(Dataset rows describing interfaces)
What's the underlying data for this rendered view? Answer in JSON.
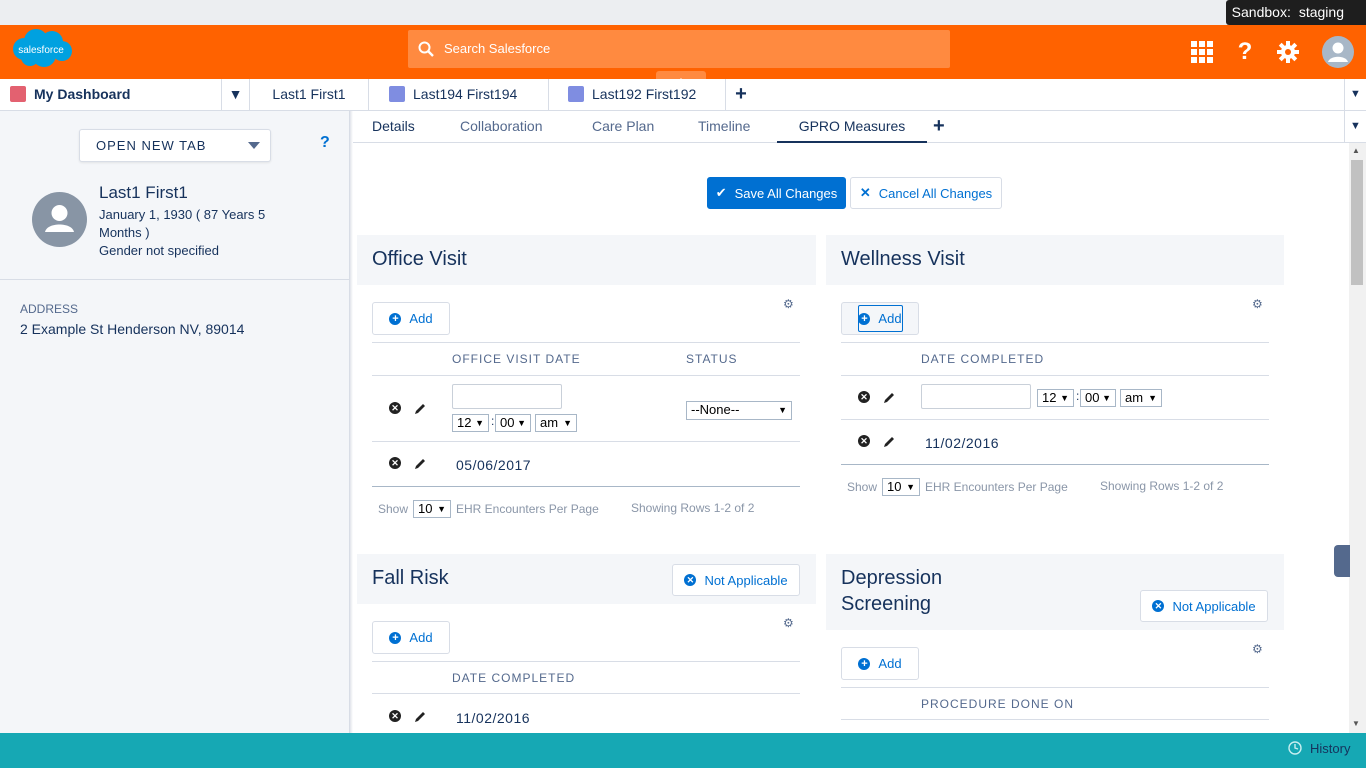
{
  "sandbox": {
    "label": "Sandbox:",
    "name": "staging"
  },
  "header": {
    "logo_text": "salesforce",
    "search_placeholder": "Search Salesforce"
  },
  "tabs": {
    "dashboard": "My Dashboard",
    "items": [
      "Last1 First1",
      "Last194 First194",
      "Last192 First192"
    ]
  },
  "sidebar": {
    "open_new_tab": "OPEN NEW TAB",
    "help": "?",
    "patient_name": "Last1 First1",
    "dob_line1": "January 1, 1930 ( 87 Years 5",
    "dob_line2": "Months )",
    "gender": "Gender not specified",
    "address_label": "ADDRESS",
    "address_value": "2 Example St Henderson NV, 89014"
  },
  "subtabs": [
    "Details",
    "Collaboration",
    "Care Plan",
    "Timeline",
    "GPRO Measures"
  ],
  "actions": {
    "save": "Save All Changes",
    "cancel": "Cancel All Changes"
  },
  "office_visit": {
    "title": "Office Visit",
    "add": "Add",
    "col_date": "OFFICE VISIT DATE",
    "col_status": "STATUS",
    "hour": "12",
    "minute": "00",
    "ampm": "am",
    "status_value": "--None--",
    "row_date": "05/06/2017",
    "show": "Show",
    "per_page": "10",
    "per_page_label": "EHR Encounters Per Page",
    "showing": "Showing Rows 1-2 of 2"
  },
  "wellness_visit": {
    "title": "Wellness Visit",
    "add": "Add",
    "col_date": "DATE COMPLETED",
    "hour": "12",
    "minute": "00",
    "ampm": "am",
    "row_date": "11/02/2016",
    "show": "Show",
    "per_page": "10",
    "per_page_label": "EHR Encounters Per Page",
    "showing": "Showing Rows 1-2 of 2"
  },
  "fall_risk": {
    "title": "Fall Risk",
    "not_applicable": "Not Applicable",
    "add": "Add",
    "col_date": "DATE COMPLETED",
    "row_date": "11/02/2016"
  },
  "depression": {
    "title_line1": "Depression",
    "title_line2": "Screening",
    "not_applicable": "Not Applicable",
    "add": "Add",
    "col_date": "PROCEDURE DONE ON"
  },
  "footer": {
    "history": "History"
  },
  "colors": {
    "header": "#ff6200",
    "footer": "#16a8b4",
    "brand_blue": "#0070d2",
    "text": "#16325c"
  }
}
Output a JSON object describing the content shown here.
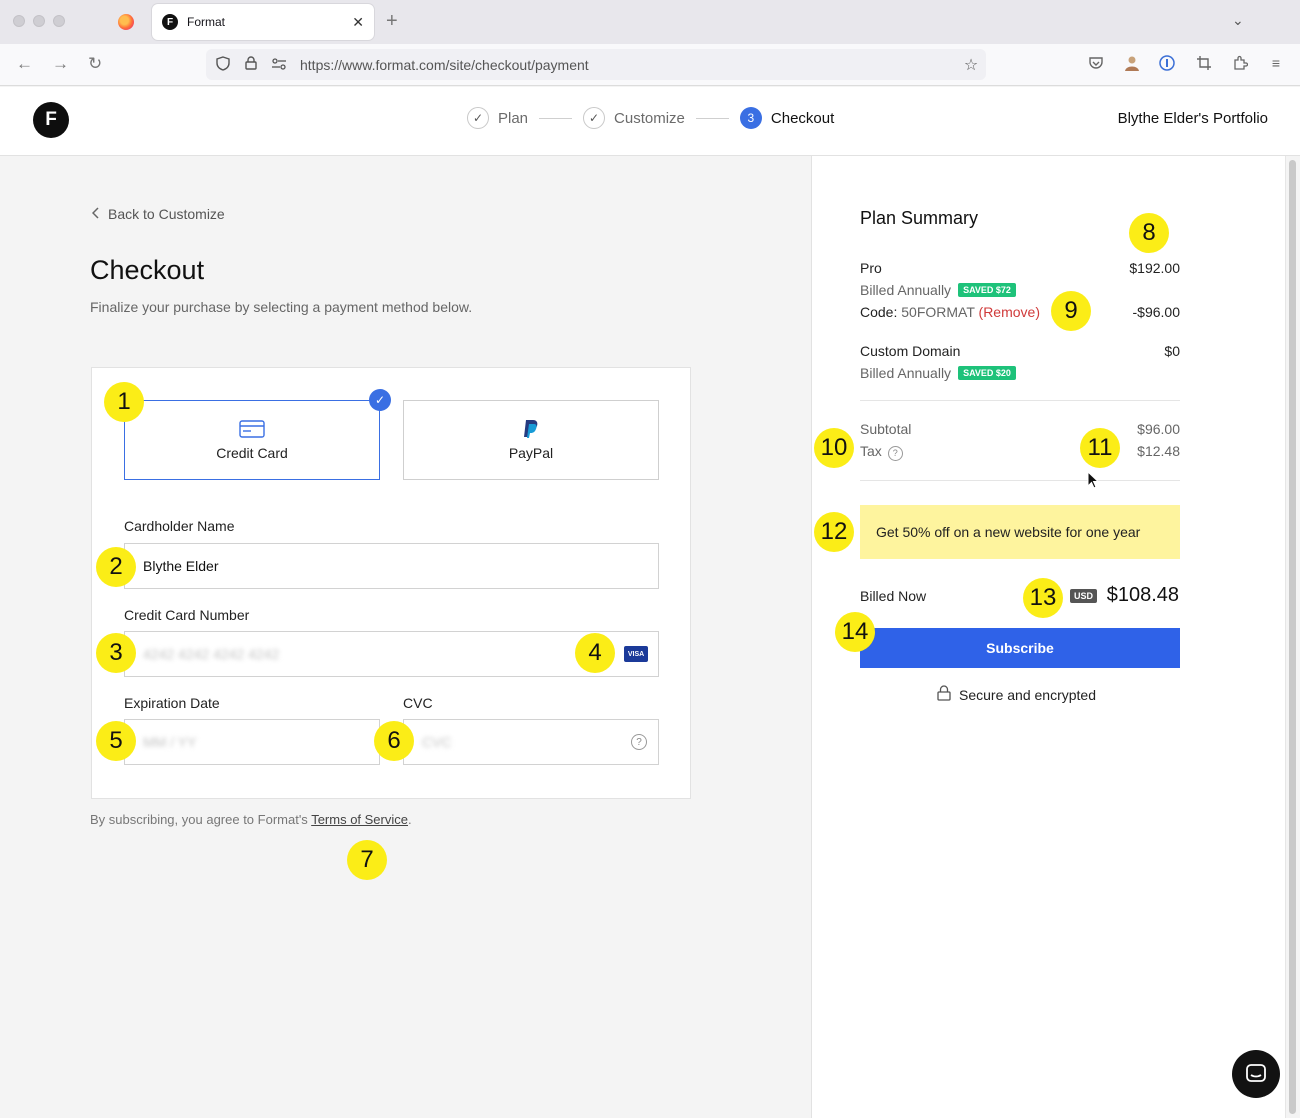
{
  "browser": {
    "tab_title": "Format",
    "tab_favicon": "F",
    "url": "https://www.format.com/site/checkout/payment"
  },
  "header": {
    "logo": "F",
    "steps": [
      {
        "label": "Plan",
        "state": "done"
      },
      {
        "label": "Customize",
        "state": "done"
      },
      {
        "label": "Checkout",
        "number": "3",
        "state": "active"
      }
    ],
    "portfolio": "Blythe Elder's Portfolio"
  },
  "checkout": {
    "back_link": "Back to Customize",
    "title": "Checkout",
    "subtitle": "Finalize your purchase by selecting a payment method below.",
    "methods": [
      {
        "label": "Credit Card",
        "icon": "credit-card-icon",
        "selected": true
      },
      {
        "label": "PayPal",
        "icon": "paypal-icon",
        "selected": false
      }
    ],
    "cardholder": {
      "label": "Cardholder Name",
      "value": "Blythe Elder"
    },
    "card_number": {
      "label": "Credit Card Number",
      "placeholder": "4242 4242 4242 4242",
      "brand": "VISA"
    },
    "expiration": {
      "label": "Expiration Date",
      "placeholder": "MM / YY"
    },
    "cvc": {
      "label": "CVC",
      "placeholder": "CVC"
    },
    "terms_prefix": "By subscribing, you agree to Format's ",
    "terms_link": "Terms of Service",
    "terms_suffix": "."
  },
  "summary": {
    "title": "Plan Summary",
    "pro_label": "Pro",
    "pro_price": "$192.00",
    "pro_billing": "Billed Annually",
    "pro_saved": "SAVED $72",
    "code_prefix": "Code:",
    "code": "50FORMAT",
    "code_remove": "(Remove)",
    "code_discount": "-$96.00",
    "domain_label": "Custom Domain",
    "domain_price": "$0",
    "domain_billing": "Billed Annually",
    "domain_saved": "SAVED $20",
    "subtotal_label": "Subtotal",
    "subtotal": "$96.00",
    "tax_label": "Tax",
    "tax": "$12.48",
    "promo": "Get 50% off on a new website for one year",
    "billed_now_label": "Billed Now",
    "currency": "USD",
    "billed_now": "$108.48",
    "subscribe": "Subscribe",
    "secure": "Secure and encrypted"
  },
  "markers": [
    "1",
    "2",
    "3",
    "4",
    "5",
    "6",
    "7",
    "8",
    "9",
    "10",
    "11",
    "12",
    "13",
    "14"
  ],
  "colors": {
    "accent": "#2f62e8",
    "marker": "#fbed17",
    "saved_badge": "#1ec27a",
    "promo_bg": "#fef49e",
    "remove": "#d03a3a",
    "discount": "#1c9a64"
  }
}
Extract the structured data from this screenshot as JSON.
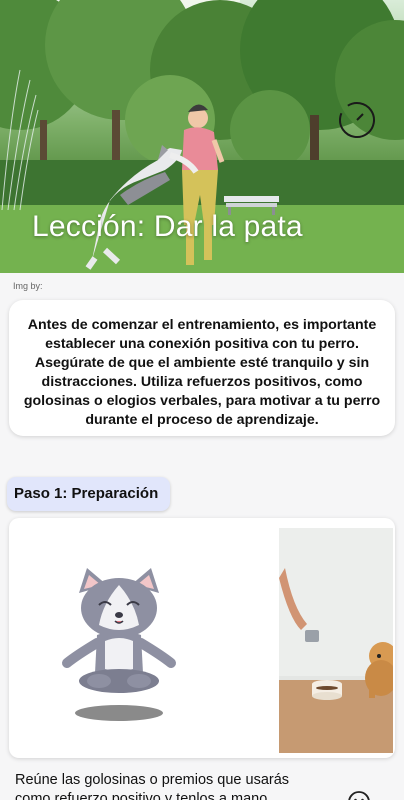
{
  "hero": {
    "title": "Lección: Dar la pata",
    "action_icon": "timer-icon"
  },
  "image_credit": "Img by:",
  "intro_text": "Antes de comenzar el entrenamiento, es importante establecer una conexión positiva con tu perro. Asegúrate de que el ambiente esté tranquilo y sin distracciones. Utiliza refuerzos positivos, como golosinas o elogios verbales, para motivar a tu perro durante el proceso de aprendizaje.",
  "step": {
    "title": "Paso 1: Preparación",
    "description": "Reúne las golosinas o premios que usarás como refuerzo positivo y tenlos a mano.",
    "mascot_icon": "meditating-dog-icon",
    "photo": "dog-with-treat-bowl-photo",
    "side_icon": "smiley-icon"
  },
  "colors": {
    "chip_bg": "#e1e6fb",
    "card_bg": "#ffffff",
    "page_bg": "#f6f6f7"
  }
}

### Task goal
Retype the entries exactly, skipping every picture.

### Reply to the task
What's the underlying data for this rendered view? Answer in JSON.
{
  "sandbox": {
    "label": "Sandbox:",
    "name": "staging"
  },
  "header": {
    "logo_text": "salesforce",
    "search_placeholder": "Search Salesforce"
  },
  "tabs": {
    "dashboard": "My Dashboard",
    "items": [
      "Last1 First1",
      "Last194 First194",
      "Last192 First192"
    ]
  },
  "sidebar": {
    "open_new_tab": "OPEN NEW TAB",
    "help": "?",
    "patient_name": "Last1 First1",
    "dob_line1": "January 1, 1930 ( 87 Years 5",
    "dob_line2": "Months )",
    "gender": "Gender not specified",
    "address_label": "ADDRESS",
    "address_value": "2 Example St Henderson NV, 89014"
  },
  "subtabs": [
    "Details",
    "Collaboration",
    "Care Plan",
    "Timeline",
    "GPRO Measures"
  ],
  "actions": {
    "save": "Save All Changes",
    "cancel": "Cancel All Changes"
  },
  "office_visit": {
    "title": "Office Visit",
    "add": "Add",
    "col_date": "OFFICE VISIT DATE",
    "col_status": "STATUS",
    "hour": "12",
    "minute": "00",
    "ampm": "am",
    "status_value": "--None--",
    "row_date": "05/06/2017",
    "show": "Show",
    "per_page": "10",
    "per_page_label": "EHR Encounters Per Page",
    "showing": "Showing Rows 1-2 of 2"
  },
  "wellness_visit": {
    "title": "Wellness Visit",
    "add": "Add",
    "col_date": "DATE COMPLETED",
    "hour": "12",
    "minute": "00",
    "ampm": "am",
    "row_date": "11/02/2016",
    "show": "Show",
    "per_page": "10",
    "per_page_label": "EHR Encounters Per Page",
    "showing": "Showing Rows 1-2 of 2"
  },
  "fall_risk": {
    "title": "Fall Risk",
    "not_applicable": "Not Applicable",
    "add": "Add",
    "col_date": "DATE COMPLETED",
    "row_date": "11/02/2016"
  },
  "depression": {
    "title_line1": "Depression",
    "title_line2": "Screening",
    "not_applicable": "Not Applicable",
    "add": "Add",
    "col_date": "PROCEDURE DONE ON"
  },
  "footer": {
    "history": "History"
  },
  "colors": {
    "header": "#ff6200",
    "footer": "#16a8b4",
    "brand_blue": "#0070d2",
    "text": "#16325c"
  }
}
Output a JSON object describing the content shown here.
{
  "browser": {
    "tab_title": "Format",
    "tab_favicon": "F",
    "url": "https://www.format.com/site/checkout/payment"
  },
  "header": {
    "logo": "F",
    "steps": [
      {
        "label": "Plan",
        "state": "done"
      },
      {
        "label": "Customize",
        "state": "done"
      },
      {
        "label": "Checkout",
        "number": "3",
        "state": "active"
      }
    ],
    "portfolio": "Blythe Elder's Portfolio"
  },
  "checkout": {
    "back_link": "Back to Customize",
    "title": "Checkout",
    "subtitle": "Finalize your purchase by selecting a payment method below.",
    "methods": [
      {
        "label": "Credit Card",
        "icon": "credit-card-icon",
        "selected": true
      },
      {
        "label": "PayPal",
        "icon": "paypal-icon",
        "selected": false
      }
    ],
    "cardholder": {
      "label": "Cardholder Name",
      "value": "Blythe Elder"
    },
    "card_number": {
      "label": "Credit Card Number",
      "placeholder": "4242 4242 4242 4242",
      "brand": "VISA"
    },
    "expiration": {
      "label": "Expiration Date",
      "placeholder": "MM / YY"
    },
    "cvc": {
      "label": "CVC",
      "placeholder": "CVC"
    },
    "terms_prefix": "By subscribing, you agree to Format's ",
    "terms_link": "Terms of Service",
    "terms_suffix": "."
  },
  "summary": {
    "title": "Plan Summary",
    "pro_label": "Pro",
    "pro_price": "$192.00",
    "pro_billing": "Billed Annually",
    "pro_saved": "SAVED $72",
    "code_prefix": "Code:",
    "code": "50FORMAT",
    "code_remove": "(Remove)",
    "code_discount": "-$96.00",
    "domain_label": "Custom Domain",
    "domain_price": "$0",
    "domain_billing": "Billed Annually",
    "domain_saved": "SAVED $20",
    "subtotal_label": "Subtotal",
    "subtotal": "$96.00",
    "tax_label": "Tax",
    "tax": "$12.48",
    "promo": "Get 50% off on a new website for one year",
    "billed_now_label": "Billed Now",
    "currency": "USD",
    "billed_now": "$108.48",
    "subscribe": "Subscribe",
    "secure": "Secure and encrypted"
  },
  "markers": [
    "1",
    "2",
    "3",
    "4",
    "5",
    "6",
    "7",
    "8",
    "9",
    "10",
    "11",
    "12",
    "13",
    "14"
  ],
  "colors": {
    "accent": "#2f62e8",
    "marker": "#fbed17",
    "saved_badge": "#1ec27a",
    "promo_bg": "#fef49e",
    "remove": "#d03a3a",
    "discount": "#1c9a64"
  }
}
Extract the structured data from this screenshot as JSON.
{
  "hero": {
    "title": "Lección: Dar la pata",
    "action_icon": "timer-icon"
  },
  "image_credit": "Img by:",
  "intro_text": "Antes de comenzar el entrenamiento, es importante establecer una conexión positiva con tu perro. Asegúrate de que el ambiente esté tranquilo y sin distracciones. Utiliza refuerzos positivos, como golosinas o elogios verbales, para motivar a tu perro durante el proceso de aprendizaje.",
  "step": {
    "title": "Paso 1: Preparación",
    "description": "Reúne las golosinas o premios que usarás como refuerzo positivo y tenlos a mano.",
    "mascot_icon": "meditating-dog-icon",
    "photo": "dog-with-treat-bowl-photo",
    "side_icon": "smiley-icon"
  },
  "colors": {
    "chip_bg": "#e1e6fb",
    "card_bg": "#ffffff",
    "page_bg": "#f6f6f7"
  }
}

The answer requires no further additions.